TRY IT:
Compute how many lines in the records below contain the string "icon" and give that number without other output.

DATASET:
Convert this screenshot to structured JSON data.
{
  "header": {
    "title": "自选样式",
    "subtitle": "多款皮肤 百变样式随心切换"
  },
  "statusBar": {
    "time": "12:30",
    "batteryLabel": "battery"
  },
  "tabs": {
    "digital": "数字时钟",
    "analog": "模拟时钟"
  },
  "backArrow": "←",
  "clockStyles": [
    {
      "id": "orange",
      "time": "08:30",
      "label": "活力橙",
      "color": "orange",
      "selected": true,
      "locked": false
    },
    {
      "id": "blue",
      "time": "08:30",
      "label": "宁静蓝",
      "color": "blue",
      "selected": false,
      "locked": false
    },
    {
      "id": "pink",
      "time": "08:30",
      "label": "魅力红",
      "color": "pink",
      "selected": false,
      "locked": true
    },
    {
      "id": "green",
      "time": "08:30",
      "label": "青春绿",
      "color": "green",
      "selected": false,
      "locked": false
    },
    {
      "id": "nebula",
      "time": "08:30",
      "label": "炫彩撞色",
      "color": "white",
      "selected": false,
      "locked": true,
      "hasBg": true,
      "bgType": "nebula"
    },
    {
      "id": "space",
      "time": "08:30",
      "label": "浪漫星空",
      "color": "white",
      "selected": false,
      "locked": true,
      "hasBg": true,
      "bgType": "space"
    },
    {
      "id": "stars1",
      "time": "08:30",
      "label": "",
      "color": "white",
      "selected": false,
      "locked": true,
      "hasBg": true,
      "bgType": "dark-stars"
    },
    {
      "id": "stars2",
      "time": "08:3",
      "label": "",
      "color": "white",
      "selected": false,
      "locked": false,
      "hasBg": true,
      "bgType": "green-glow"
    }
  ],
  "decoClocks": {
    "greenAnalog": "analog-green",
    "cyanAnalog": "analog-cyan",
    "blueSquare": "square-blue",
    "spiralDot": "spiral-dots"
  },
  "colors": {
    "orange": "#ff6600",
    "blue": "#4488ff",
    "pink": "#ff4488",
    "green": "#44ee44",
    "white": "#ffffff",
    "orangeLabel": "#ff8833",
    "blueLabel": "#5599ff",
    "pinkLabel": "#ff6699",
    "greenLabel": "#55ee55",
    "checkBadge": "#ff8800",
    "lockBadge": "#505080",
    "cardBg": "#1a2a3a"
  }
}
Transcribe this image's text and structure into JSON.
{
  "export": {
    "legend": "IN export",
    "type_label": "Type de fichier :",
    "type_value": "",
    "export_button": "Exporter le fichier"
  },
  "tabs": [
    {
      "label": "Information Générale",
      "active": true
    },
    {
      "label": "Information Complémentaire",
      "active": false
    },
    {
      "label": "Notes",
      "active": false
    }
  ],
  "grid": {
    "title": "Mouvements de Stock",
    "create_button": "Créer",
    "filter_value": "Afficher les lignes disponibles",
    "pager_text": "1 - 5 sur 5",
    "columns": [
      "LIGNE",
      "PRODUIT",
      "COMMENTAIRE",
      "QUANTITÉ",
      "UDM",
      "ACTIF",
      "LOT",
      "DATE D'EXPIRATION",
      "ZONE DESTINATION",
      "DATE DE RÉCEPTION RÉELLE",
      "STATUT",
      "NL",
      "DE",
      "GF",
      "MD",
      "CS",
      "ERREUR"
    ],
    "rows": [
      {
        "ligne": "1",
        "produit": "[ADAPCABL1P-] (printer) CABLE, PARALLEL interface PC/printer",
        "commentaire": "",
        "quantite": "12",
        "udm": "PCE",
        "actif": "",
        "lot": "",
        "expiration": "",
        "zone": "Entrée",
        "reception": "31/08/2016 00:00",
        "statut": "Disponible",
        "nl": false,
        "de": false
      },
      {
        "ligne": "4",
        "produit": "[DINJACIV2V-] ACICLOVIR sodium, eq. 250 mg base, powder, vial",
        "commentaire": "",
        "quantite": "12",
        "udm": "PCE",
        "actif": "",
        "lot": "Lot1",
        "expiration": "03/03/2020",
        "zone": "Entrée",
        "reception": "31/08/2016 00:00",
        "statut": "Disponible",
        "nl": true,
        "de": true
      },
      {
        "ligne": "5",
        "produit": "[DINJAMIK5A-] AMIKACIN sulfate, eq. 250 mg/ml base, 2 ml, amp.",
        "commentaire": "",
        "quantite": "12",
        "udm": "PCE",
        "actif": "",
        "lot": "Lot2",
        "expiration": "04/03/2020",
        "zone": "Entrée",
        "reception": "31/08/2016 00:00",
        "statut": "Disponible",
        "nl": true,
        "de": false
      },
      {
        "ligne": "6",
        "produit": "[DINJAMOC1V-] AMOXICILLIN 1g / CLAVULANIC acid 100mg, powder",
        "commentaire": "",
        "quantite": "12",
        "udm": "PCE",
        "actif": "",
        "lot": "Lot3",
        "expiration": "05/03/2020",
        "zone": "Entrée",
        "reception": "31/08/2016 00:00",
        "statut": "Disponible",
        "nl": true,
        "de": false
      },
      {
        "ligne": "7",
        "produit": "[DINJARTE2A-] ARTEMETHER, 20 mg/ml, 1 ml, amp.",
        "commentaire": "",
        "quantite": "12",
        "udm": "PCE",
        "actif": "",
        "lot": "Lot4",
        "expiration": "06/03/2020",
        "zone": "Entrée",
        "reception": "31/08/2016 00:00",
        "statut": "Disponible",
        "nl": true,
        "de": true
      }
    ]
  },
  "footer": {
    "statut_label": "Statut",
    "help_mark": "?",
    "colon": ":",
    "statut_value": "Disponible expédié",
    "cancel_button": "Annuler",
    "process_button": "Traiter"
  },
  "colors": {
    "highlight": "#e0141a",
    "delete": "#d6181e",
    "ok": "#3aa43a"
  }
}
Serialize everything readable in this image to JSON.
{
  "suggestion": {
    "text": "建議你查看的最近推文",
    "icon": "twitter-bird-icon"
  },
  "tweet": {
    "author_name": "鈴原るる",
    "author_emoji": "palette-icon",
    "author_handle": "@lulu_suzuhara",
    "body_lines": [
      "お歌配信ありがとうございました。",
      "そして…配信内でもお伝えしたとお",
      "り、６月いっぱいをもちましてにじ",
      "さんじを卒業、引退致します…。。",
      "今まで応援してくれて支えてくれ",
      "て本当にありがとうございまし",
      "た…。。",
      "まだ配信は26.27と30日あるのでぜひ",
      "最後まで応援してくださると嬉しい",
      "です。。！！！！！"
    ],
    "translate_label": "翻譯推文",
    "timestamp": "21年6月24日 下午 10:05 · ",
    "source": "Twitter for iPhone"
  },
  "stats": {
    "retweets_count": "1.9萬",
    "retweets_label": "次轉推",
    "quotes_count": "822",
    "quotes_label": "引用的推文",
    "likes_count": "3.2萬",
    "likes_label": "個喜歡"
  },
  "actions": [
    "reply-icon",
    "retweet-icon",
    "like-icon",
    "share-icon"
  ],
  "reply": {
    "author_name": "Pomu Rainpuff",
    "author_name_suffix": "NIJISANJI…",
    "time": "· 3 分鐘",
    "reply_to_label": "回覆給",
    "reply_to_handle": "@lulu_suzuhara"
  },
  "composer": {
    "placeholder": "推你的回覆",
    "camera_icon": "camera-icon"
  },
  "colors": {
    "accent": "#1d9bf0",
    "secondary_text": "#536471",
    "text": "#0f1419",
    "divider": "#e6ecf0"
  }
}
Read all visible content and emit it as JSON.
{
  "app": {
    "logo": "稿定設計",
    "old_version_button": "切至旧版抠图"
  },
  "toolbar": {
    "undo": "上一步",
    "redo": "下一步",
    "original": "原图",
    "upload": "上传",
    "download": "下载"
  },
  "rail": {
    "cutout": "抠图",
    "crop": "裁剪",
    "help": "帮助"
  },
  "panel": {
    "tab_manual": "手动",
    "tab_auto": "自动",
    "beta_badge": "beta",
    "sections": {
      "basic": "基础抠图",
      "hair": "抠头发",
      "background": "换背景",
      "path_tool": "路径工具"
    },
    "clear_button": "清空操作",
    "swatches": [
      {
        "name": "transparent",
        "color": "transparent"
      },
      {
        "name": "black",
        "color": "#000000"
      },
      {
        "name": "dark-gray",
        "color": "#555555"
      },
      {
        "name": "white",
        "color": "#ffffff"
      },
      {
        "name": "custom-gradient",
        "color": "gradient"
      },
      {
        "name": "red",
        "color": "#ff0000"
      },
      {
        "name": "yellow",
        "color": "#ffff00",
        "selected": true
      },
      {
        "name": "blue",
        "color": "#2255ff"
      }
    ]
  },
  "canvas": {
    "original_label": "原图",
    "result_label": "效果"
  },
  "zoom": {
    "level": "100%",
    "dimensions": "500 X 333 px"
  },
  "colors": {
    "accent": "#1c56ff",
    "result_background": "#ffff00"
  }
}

ANSWER TO THE PROBLEM:
7